“The BJP, through its rallies and campaigns, seemed to have succeeded in communalizing the political and cultural landscape of West Bengal,” a youth said. 

For fifty-one-year-old businessman Nehal Ahmad from Kolkata, “he is happy that BJP has not come to power as it is not a Muslim friendly party.”

“I have been living in Kolkata for most of my life. During all my school life, college life, and at my workplace, I have never felt any kind of discrimination or hate against Muslims,” he said. 

Ahmad said that although in the past few years, he has felt this changing. “Since 2014-15 (when BJP came to power at the Centre) I could feel it in my interactions with friends, acquaintances and clients, a kind of leaning towards that ideology (the BJP’s),” he said. 

Unlike Hamzah Khan, who said that he admires Mamata Banerjee as a leader, and fully believes in TMC’s capabilities, Nehal Ahmed on the contrary, thinks that the state was saved from communal disharmony by voting TMC back to power.

As per Nehal Ahmed, this was the primary reason that people in the state voted for TMC. 

“TMC has not done much for the Muslims here. It is just that she (Mamata Banerjee) has not disturbed the Muslim community.
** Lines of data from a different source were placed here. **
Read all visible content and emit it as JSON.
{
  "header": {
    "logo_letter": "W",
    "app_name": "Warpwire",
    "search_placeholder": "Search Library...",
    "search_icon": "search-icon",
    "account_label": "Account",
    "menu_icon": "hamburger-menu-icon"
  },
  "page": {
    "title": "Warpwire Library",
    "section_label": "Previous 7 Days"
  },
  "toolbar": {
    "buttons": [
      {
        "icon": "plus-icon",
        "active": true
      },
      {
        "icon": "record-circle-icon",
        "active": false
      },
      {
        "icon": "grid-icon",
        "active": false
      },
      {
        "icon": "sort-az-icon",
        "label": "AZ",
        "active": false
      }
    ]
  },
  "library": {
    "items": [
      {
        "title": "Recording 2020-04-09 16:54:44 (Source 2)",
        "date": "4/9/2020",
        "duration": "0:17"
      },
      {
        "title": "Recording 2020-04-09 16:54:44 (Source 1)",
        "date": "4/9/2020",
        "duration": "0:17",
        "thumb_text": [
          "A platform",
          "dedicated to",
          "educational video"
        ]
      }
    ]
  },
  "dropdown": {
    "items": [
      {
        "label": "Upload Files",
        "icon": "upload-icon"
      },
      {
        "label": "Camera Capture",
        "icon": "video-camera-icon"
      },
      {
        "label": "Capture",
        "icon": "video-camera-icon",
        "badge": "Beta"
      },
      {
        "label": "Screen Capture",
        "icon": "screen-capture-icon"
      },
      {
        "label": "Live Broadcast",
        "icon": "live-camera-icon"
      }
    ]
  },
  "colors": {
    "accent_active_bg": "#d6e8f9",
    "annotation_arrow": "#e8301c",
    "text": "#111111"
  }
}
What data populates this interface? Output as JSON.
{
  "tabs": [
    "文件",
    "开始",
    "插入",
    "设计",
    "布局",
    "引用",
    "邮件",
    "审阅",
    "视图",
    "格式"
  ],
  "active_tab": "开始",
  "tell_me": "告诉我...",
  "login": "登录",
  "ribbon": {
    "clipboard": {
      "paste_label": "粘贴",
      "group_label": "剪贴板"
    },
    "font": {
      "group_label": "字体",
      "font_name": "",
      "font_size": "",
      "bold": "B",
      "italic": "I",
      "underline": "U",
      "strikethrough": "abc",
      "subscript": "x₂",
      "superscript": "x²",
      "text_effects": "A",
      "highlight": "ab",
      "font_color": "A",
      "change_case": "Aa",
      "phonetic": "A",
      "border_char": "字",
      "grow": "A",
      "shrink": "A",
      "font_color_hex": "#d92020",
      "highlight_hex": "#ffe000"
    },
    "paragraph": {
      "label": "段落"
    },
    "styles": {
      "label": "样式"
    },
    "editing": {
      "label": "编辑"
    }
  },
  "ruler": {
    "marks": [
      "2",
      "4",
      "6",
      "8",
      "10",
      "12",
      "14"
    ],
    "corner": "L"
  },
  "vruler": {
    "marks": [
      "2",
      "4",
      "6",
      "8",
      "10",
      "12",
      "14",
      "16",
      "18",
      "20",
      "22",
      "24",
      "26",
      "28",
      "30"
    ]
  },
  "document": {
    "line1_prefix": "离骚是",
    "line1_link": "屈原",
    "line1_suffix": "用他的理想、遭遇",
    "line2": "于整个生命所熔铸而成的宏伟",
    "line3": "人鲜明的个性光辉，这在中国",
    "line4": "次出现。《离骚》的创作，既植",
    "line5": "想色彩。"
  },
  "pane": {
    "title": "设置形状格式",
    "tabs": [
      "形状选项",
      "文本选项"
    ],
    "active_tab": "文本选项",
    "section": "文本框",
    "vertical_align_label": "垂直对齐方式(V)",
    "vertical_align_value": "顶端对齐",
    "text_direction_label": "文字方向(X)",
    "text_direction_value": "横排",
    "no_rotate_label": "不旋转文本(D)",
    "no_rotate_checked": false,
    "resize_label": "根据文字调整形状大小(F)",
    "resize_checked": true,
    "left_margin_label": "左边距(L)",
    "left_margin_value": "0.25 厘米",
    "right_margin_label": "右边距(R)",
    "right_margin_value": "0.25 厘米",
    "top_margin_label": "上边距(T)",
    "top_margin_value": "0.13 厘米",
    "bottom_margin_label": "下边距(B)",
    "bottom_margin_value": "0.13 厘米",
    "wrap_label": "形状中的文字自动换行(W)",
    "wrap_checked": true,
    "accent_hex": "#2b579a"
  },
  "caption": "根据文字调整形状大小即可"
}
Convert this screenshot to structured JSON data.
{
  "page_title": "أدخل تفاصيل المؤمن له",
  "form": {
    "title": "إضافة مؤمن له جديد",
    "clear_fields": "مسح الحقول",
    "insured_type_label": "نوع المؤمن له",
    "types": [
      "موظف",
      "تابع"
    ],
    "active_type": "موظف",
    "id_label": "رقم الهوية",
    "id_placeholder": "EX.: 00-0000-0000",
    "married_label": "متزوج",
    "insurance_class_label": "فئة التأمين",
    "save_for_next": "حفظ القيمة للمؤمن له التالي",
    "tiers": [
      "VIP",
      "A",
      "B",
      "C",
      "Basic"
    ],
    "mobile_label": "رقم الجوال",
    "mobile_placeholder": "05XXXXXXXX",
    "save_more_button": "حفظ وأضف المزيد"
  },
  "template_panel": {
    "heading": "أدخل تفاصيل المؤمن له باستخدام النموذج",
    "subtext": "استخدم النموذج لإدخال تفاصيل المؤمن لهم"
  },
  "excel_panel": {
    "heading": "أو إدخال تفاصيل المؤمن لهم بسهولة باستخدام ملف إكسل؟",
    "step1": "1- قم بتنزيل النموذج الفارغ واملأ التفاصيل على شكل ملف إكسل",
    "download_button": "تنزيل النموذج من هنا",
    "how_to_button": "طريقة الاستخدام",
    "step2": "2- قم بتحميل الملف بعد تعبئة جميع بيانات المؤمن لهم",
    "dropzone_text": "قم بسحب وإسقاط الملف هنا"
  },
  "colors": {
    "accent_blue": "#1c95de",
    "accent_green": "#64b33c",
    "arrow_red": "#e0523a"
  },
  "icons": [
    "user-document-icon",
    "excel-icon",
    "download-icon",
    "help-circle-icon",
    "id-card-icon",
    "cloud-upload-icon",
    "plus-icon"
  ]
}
Here we can practice our religion peacefully, without any fear at any point,” Ahmad said. 

Both Khan and Ahmed said they don’t believe in the narrative of the TMC’s ‘Muslim appeasement’ or how the Muslim community benefits more than the Hindus or Christians living in the state as is often presented by the BJP, or the mainstream news media. 

“If other festivals are being celebrated with equal enthusiasm, so can Muslims of the state celebrate festivals like Eid with fervour but peacefully,” Ahmad said. 

Ahmad further said, “during TMC’s rule, all the festivals over the past ten years have been celebrated and are still being celebrated, on a much larger scale than it was during the Left government.” 

“Be it Durga Puja, or Mahashivratri or even Christmas and New Year, all the celebrations take place equally on a bigger and larger scale than what it used to be in the past,” Ahmad said. 

The overwhelming view is that the results of the West Bengal election results – bringing Mamata Banerjee back to power for the third time in a row, will protect the “Bengali culture that is innately peaceful and secular, symbolic of the true spirit of unity & peaceful coexistence.”

Even after experiencing acute religious polarization in the run-up to the elections and volatile polls, people in West Bengal seem to have managed not to give up their ‘shared history’ and refused to see politics in the religious binary of “Hindus vs Muslims.”